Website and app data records
────

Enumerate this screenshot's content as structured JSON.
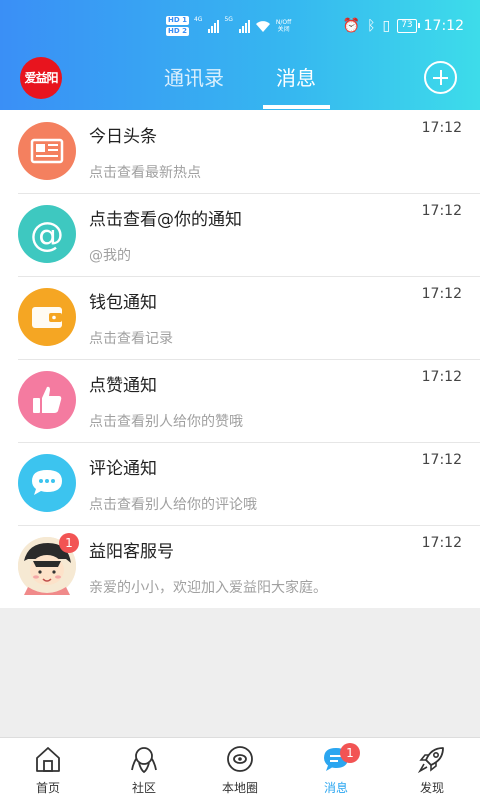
{
  "status_bar": {
    "time": "17:12",
    "battery": "73",
    "hd1": "HD 1",
    "hd2": "HD 2",
    "sig1": "4G",
    "sig2": "5G",
    "speed_line1": "N/Off",
    "speed_line2": "关闭"
  },
  "header": {
    "logo_text": "爱益阳",
    "tabs": [
      {
        "label": "通讯录",
        "active": false
      },
      {
        "label": "消息",
        "active": true
      }
    ],
    "add_icon": "plus-circle-icon"
  },
  "messages": [
    {
      "title": "今日头条",
      "subtitle": "点击查看最新热点",
      "time": "17:12",
      "icon": "newspaper-icon",
      "color": "#f4805f"
    },
    {
      "title": "点击查看@你的通知",
      "subtitle": "@我的",
      "time": "17:12",
      "icon": "at-icon",
      "color": "#3ec8c0"
    },
    {
      "title": "钱包通知",
      "subtitle": "点击查看记录",
      "time": "17:12",
      "icon": "wallet-icon",
      "color": "#f5a623"
    },
    {
      "title": "点赞通知",
      "subtitle": "点击查看别人给你的赞哦",
      "time": "17:12",
      "icon": "thumbs-up-icon",
      "color": "#f47ba0"
    },
    {
      "title": "评论通知",
      "subtitle": "点击查看别人给你的评论哦",
      "time": "17:12",
      "icon": "comment-icon",
      "color": "#3cc4ef"
    },
    {
      "title": "益阳客服号",
      "subtitle": "亲爱的小小，欢迎加入爱益阳大家庭。",
      "time": "17:12",
      "icon": "cartoon-avatar-icon",
      "badge": "1"
    }
  ],
  "bottom_nav": [
    {
      "label": "首页",
      "icon": "home-icon",
      "active": false
    },
    {
      "label": "社区",
      "icon": "community-icon",
      "active": false
    },
    {
      "label": "本地圈",
      "icon": "local-circle-icon",
      "active": false
    },
    {
      "label": "消息",
      "icon": "message-icon",
      "active": true,
      "badge": "1"
    },
    {
      "label": "发现",
      "icon": "rocket-icon",
      "active": false
    }
  ],
  "colors": {
    "header_start": "#3a8ff6",
    "header_end": "#3ddcea",
    "accent": "#2ba6f0",
    "badge": "#f25454"
  }
}
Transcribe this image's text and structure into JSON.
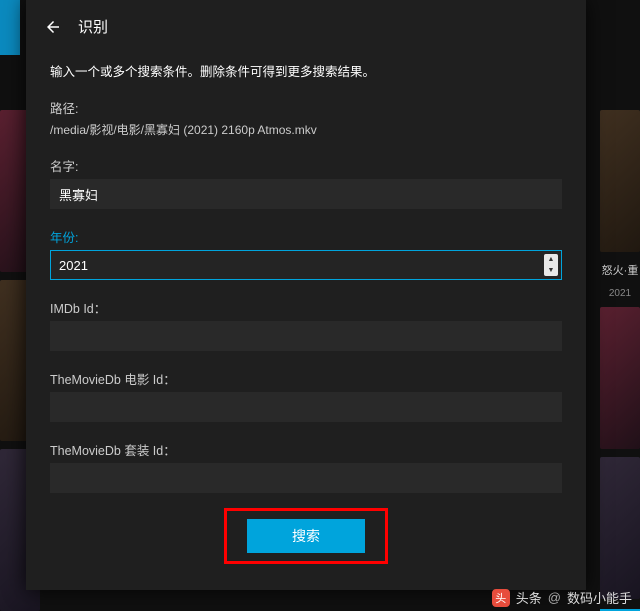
{
  "modal": {
    "title": "识别",
    "instruction": "输入一个或多个搜索条件。删除条件可得到更多搜索结果。",
    "path_label": "路径:",
    "path_value": "/media/影视/电影/黑寡妇 (2021) 2160p Atmos.mkv",
    "name_label": "名字:",
    "name_value": "黑寡妇",
    "year_label": "年份:",
    "year_value": "2021",
    "imdb_label": "IMDb Id：",
    "imdb_value": "",
    "tmdb_movie_label": "TheMovieDb 电影 Id：",
    "tmdb_movie_value": "",
    "tmdb_collection_label": "TheMovieDb 套装 Id：",
    "tmdb_collection_value": "",
    "search_button": "搜索"
  },
  "background": {
    "right_movie_title": "怒火·重",
    "right_movie_year": "2021"
  },
  "watermark": {
    "prefix": "头条",
    "at": "@",
    "author": "数码小能手"
  }
}
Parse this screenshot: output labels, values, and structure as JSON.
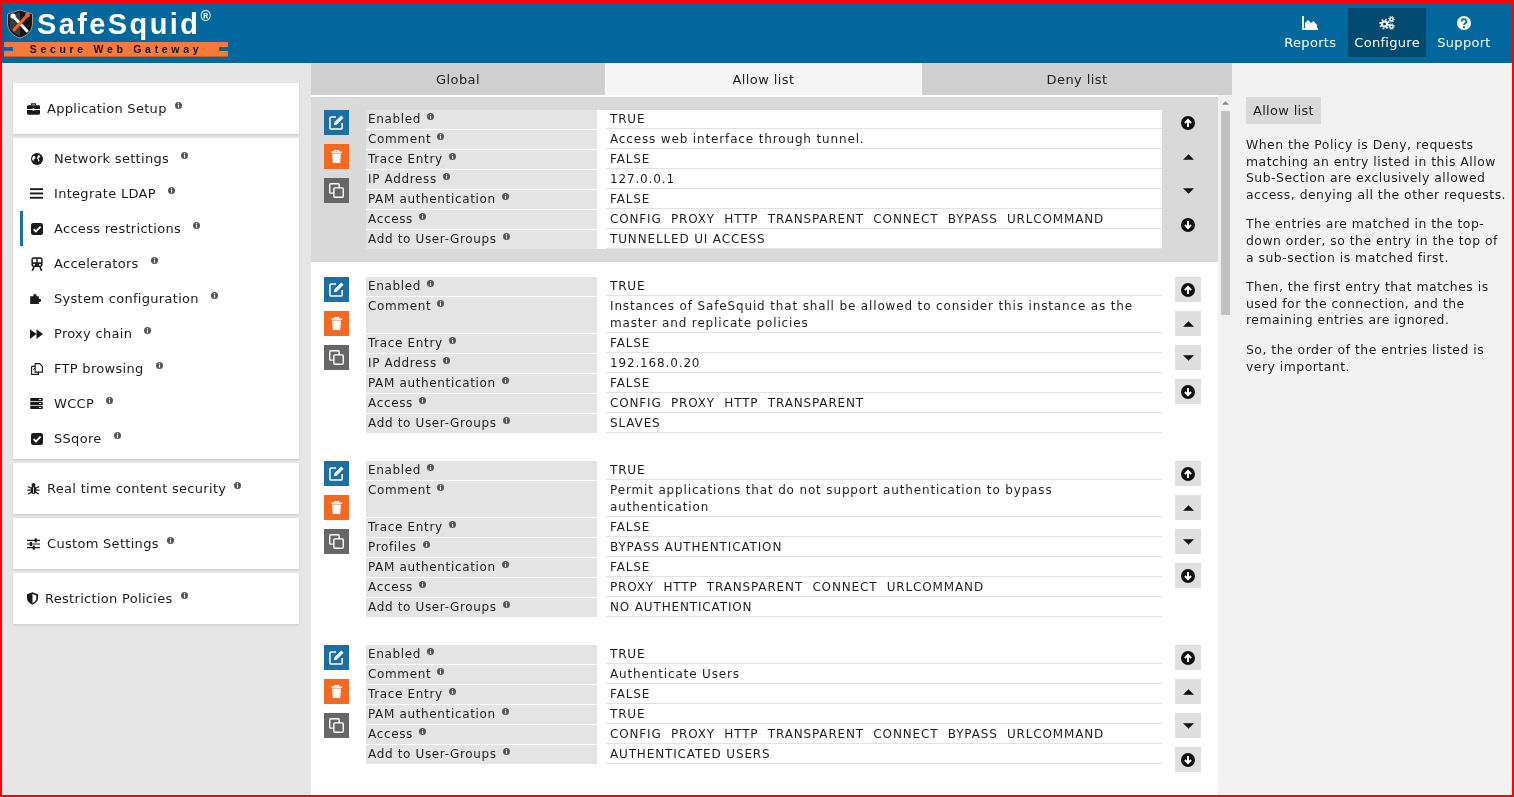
{
  "header": {
    "logo": {
      "name": "SafeSquid$^{®}$",
      "tagline": "Secure Web Gateway"
    },
    "nav": [
      {
        "label": "Reports",
        "selected": false
      },
      {
        "label": "Configure",
        "selected": true
      },
      {
        "label": "Support",
        "selected": false
      }
    ]
  },
  "sidebar": {
    "sections": [
      {
        "label": "Application Setup",
        "children": [
          {
            "label": "Network settings",
            "selected": false
          },
          {
            "label": "Integrate LDAP",
            "selected": false
          },
          {
            "label": "Access restrictions",
            "selected": true
          },
          {
            "label": "Accelerators",
            "selected": false
          },
          {
            "label": "System configuration",
            "selected": false
          },
          {
            "label": "Proxy chain",
            "selected": false
          },
          {
            "label": "FTP browsing",
            "selected": false
          },
          {
            "label": "WCCP",
            "selected": false
          },
          {
            "label": "SSqore",
            "selected": false
          }
        ]
      },
      {
        "label": "Real time content security"
      },
      {
        "label": "Custom Settings"
      },
      {
        "label": "Restriction Policies"
      }
    ]
  },
  "tabs": [
    {
      "label": "Global",
      "selected": false
    },
    {
      "label": "Allow list",
      "selected": true
    },
    {
      "label": "Deny list",
      "selected": false
    }
  ],
  "entries": [
    {
      "selected": true,
      "fields": [
        {
          "label": "Enabled",
          "value": "TRUE"
        },
        {
          "label": "Comment",
          "value": "Access web interface through tunnel."
        },
        {
          "label": "Trace Entry",
          "value": "FALSE"
        },
        {
          "label": "IP Address",
          "value": "127.0.0.1"
        },
        {
          "label": "PAM authentication",
          "value": "FALSE"
        },
        {
          "label": "Access",
          "value": "CONFIG  PROXY  HTTP  TRANSPARENT  CONNECT  BYPASS  URLCOMMAND"
        },
        {
          "label": "Add to User-Groups",
          "value": "TUNNELLED UI ACCESS"
        }
      ]
    },
    {
      "selected": false,
      "fields": [
        {
          "label": "Enabled",
          "value": "TRUE"
        },
        {
          "label": "Comment",
          "value": "Instances of SafeSquid that shall be allowed to consider this instance as the master and replicate policies"
        },
        {
          "label": "Trace Entry",
          "value": "FALSE"
        },
        {
          "label": "IP Address",
          "value": "192.168.0.20"
        },
        {
          "label": "PAM authentication",
          "value": "FALSE"
        },
        {
          "label": "Access",
          "value": "CONFIG  PROXY  HTTP  TRANSPARENT"
        },
        {
          "label": "Add to User-Groups",
          "value": "SLAVES"
        }
      ]
    },
    {
      "selected": false,
      "fields": [
        {
          "label": "Enabled",
          "value": "TRUE"
        },
        {
          "label": "Comment",
          "value": "Permit applications that do not support authentication to bypass authentication"
        },
        {
          "label": "Trace Entry",
          "value": "FALSE"
        },
        {
          "label": "Profiles",
          "value": "BYPASS AUTHENTICATION"
        },
        {
          "label": "PAM authentication",
          "value": "FALSE"
        },
        {
          "label": "Access",
          "value": "PROXY  HTTP  TRANSPARENT  CONNECT  URLCOMMAND"
        },
        {
          "label": "Add to User-Groups",
          "value": "NO AUTHENTICATION"
        }
      ]
    },
    {
      "selected": false,
      "fields": [
        {
          "label": "Enabled",
          "value": "TRUE"
        },
        {
          "label": "Comment",
          "value": "Authenticate Users"
        },
        {
          "label": "Trace Entry",
          "value": "FALSE"
        },
        {
          "label": "PAM authentication",
          "value": "TRUE"
        },
        {
          "label": "Access",
          "value": "CONFIG  PROXY  HTTP  TRANSPARENT  CONNECT  BYPASS  URLCOMMAND"
        },
        {
          "label": "Add to User-Groups",
          "value": "AUTHENTICATED USERS"
        }
      ]
    }
  ],
  "help": {
    "title": "Allow list",
    "paragraphs": [
      "When the Policy is Deny, requests matching an entry listed in this Allow Sub-Section are exclusively allowed access, denying all the other requests.",
      "The entries are matched in the top-down order, so the entry in the top of a sub-section is matched first.",
      "Then, the first entry that matches is used for the connection, and the remaining entries are ignored.",
      "So, the order of the entries listed is very important."
    ]
  }
}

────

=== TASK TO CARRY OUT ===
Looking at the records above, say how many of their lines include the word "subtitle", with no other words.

=== WRITTEN ANSWER ===
6